After nearly seven years of designing and coding ocado.com, I’ve decided that I really need a bit of a change creatively and logistically (living in East London and getting to the office in Hatfield was never ideal). Luckily Ocado has led the way in online grocery retail since it started trading and just about all the things we’ve implemented on the website over the years have become part of the vernacular in grocery site design.
Some of the best bits:
- Smart trolley
- Allows customers to get more of a handle on the shopping they are (or aren’t) going to buy. My favourite bit is the AJAX’d pictures view that shows quantities as multiple items.
- From day one, we knew that buying groceries online was a fairly unique task for most users – with most visits resulting in around 50 products being added to a trolley. Speed is a key factor in making this a viable option for customers. Pages have always been as light as possible (in terms of HTML, numbers and weight assets, and simplicity of the DOM for fast rendering)
- Catalogue navigation
- In the latest incarnation (currently in beta testing at time of writing) the catalogue navigation has seen a huge overhaul and now uses meta data to drive structure. This has enabled us to create contextual navigation that allows the system to represent different modes (type, status, storage, lifestyle, who it’s for, brand) of decision making throughout the task of finding a product. This also works to make an interesting journey if users don’t exactly know what they’re looking for. There are many other advantages to this system which I’ll blog about another time.
- Simple delivery slot booking
- Slot (delivery time) booking has become inherently complex with multiple address functionality, variable pricing, variable thresholds and minimum delivery values, availability and green vans. Throughout these changes and additions we’ve managed to keep the process simple.
- My goal with any design is simplicity at a very high level. This may sound like an obvious usability goal but refining any process or interface to its most minimal constituent parts at an early stage is something that often appears to be overlooked.
- For the most part accessibility is EASY! However you have to think about it as a fundamental part of design and code creation — it’s a painful thing to have to tack on. I also think that it helps you make lots of the right design decisions. If you design with accessibility in mind I think this also helps avoid many obvious usability problems.
- Making the customer the most important
- Luckily this is something that’s been at the core of Ocado and the way it behaves towards customers is reflected in all aspects of the business (with the exception of some rather irritating radio ads). I never saw any resistance to changing things on the site purely to make users’ lives easier.
- First Non-framed UK grocery site
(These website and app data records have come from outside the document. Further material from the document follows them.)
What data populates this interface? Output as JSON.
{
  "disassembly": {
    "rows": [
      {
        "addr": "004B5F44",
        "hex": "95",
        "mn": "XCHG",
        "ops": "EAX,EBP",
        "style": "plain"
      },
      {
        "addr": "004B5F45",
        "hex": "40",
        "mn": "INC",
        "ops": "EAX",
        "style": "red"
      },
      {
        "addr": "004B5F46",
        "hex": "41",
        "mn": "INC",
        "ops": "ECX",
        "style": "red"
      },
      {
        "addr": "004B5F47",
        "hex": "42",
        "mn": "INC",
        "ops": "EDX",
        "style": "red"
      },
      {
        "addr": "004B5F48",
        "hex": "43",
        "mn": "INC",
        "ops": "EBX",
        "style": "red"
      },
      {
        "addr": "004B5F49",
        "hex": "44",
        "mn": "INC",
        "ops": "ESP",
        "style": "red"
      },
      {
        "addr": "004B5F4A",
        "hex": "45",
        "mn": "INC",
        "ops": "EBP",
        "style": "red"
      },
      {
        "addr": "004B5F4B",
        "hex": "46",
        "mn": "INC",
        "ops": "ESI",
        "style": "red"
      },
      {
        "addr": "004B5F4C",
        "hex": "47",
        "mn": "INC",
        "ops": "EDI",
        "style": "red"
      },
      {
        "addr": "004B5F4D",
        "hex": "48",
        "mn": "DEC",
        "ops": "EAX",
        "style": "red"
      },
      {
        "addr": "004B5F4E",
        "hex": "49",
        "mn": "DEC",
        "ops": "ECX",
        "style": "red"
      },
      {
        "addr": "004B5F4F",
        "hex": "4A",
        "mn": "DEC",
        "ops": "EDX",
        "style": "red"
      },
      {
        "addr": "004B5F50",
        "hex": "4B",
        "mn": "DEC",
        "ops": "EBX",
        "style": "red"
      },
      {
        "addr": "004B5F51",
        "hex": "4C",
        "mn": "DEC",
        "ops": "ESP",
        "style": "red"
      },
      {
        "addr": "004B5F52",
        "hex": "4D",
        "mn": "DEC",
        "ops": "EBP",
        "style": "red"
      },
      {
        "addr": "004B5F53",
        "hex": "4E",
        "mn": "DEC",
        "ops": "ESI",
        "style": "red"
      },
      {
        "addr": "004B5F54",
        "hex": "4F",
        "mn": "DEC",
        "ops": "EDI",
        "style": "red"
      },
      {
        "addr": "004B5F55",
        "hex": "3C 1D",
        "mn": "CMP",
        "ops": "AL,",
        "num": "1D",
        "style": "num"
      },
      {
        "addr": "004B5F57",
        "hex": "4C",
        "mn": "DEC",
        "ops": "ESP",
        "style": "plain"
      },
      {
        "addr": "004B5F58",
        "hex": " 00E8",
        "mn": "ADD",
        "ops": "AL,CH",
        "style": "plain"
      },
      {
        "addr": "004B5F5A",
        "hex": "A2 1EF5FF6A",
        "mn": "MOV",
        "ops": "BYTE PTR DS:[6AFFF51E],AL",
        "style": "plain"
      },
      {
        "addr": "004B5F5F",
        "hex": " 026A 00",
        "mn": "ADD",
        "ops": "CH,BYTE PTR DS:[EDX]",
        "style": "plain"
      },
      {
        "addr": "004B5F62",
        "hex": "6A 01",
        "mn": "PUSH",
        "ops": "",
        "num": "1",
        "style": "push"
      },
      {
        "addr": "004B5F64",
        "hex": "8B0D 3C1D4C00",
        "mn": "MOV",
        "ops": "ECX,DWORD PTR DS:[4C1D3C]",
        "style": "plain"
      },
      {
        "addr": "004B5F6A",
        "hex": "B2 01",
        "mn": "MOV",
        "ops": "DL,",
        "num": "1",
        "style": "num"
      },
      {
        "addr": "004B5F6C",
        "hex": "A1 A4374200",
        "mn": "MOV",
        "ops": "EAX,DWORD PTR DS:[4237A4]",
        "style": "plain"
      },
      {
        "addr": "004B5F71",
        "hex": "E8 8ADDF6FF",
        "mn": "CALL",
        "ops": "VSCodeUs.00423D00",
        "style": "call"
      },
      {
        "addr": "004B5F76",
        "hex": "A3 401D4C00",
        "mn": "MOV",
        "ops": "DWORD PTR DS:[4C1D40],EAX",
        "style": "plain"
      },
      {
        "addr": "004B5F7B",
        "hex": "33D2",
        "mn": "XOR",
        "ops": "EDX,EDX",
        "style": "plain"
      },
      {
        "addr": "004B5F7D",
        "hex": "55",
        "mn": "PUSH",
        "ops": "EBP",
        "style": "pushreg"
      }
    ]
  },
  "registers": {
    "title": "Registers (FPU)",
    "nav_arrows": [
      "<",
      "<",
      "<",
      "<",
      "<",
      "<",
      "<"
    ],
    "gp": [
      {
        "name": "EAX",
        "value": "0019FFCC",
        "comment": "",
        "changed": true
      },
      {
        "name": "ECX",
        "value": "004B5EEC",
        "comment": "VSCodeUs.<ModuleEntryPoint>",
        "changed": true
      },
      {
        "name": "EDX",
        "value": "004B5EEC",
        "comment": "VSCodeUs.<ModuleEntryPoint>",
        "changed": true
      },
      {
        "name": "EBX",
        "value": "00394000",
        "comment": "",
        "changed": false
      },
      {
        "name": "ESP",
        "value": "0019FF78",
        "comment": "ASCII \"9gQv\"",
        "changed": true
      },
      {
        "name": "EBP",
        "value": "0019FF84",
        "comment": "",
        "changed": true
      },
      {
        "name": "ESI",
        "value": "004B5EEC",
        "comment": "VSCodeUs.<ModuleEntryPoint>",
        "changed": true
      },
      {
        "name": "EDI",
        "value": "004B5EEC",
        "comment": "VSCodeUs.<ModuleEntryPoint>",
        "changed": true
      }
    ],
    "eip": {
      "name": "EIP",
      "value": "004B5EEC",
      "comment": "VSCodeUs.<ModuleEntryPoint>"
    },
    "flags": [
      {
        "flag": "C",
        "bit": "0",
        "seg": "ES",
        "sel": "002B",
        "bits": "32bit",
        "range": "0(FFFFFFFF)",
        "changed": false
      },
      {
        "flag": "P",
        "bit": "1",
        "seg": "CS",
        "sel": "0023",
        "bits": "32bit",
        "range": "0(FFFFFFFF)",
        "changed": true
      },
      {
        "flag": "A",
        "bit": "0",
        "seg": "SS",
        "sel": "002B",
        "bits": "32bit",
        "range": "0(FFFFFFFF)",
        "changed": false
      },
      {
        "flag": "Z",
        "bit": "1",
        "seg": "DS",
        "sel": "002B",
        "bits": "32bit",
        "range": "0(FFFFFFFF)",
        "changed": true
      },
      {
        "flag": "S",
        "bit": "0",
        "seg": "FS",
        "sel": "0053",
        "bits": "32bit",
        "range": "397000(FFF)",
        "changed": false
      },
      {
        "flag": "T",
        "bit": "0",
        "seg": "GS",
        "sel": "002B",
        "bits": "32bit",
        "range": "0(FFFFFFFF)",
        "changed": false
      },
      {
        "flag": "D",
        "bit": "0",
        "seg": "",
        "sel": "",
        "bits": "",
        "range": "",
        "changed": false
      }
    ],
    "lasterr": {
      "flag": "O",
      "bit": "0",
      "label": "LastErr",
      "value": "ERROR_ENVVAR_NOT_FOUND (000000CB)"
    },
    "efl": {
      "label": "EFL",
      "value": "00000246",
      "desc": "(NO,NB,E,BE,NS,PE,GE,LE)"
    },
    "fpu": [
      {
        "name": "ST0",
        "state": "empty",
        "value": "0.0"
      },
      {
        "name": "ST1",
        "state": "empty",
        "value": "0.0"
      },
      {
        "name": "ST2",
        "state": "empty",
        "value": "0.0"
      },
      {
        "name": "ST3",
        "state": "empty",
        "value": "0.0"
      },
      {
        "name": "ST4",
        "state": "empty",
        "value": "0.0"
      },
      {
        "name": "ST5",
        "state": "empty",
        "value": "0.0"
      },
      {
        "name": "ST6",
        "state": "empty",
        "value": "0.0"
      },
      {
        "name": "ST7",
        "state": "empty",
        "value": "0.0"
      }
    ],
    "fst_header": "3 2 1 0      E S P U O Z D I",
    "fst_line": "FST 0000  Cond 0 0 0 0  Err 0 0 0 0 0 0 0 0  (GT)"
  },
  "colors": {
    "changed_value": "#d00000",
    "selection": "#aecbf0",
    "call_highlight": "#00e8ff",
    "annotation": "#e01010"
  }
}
- This was a pet goal of mine for many years. Ocado used frames for a long time, for performance of ‘adding to trolley’ and the stable user interaction behaviour it provided. I never liked this even though I was fully understanding of the advantages it had. The semantics of having different pages in different states appearing as one, and the inherent problems and design issues this has meant that I was always aiming for a non-framed design that could offer the same performance.
This entry was posted on Saturday, June 7th, 2008 at 9:11 pm and is filed under Accessibility, Design. You can follow any responses to this entry through the RSS 2.0 feed. You can leave a response, or trackback from your own site.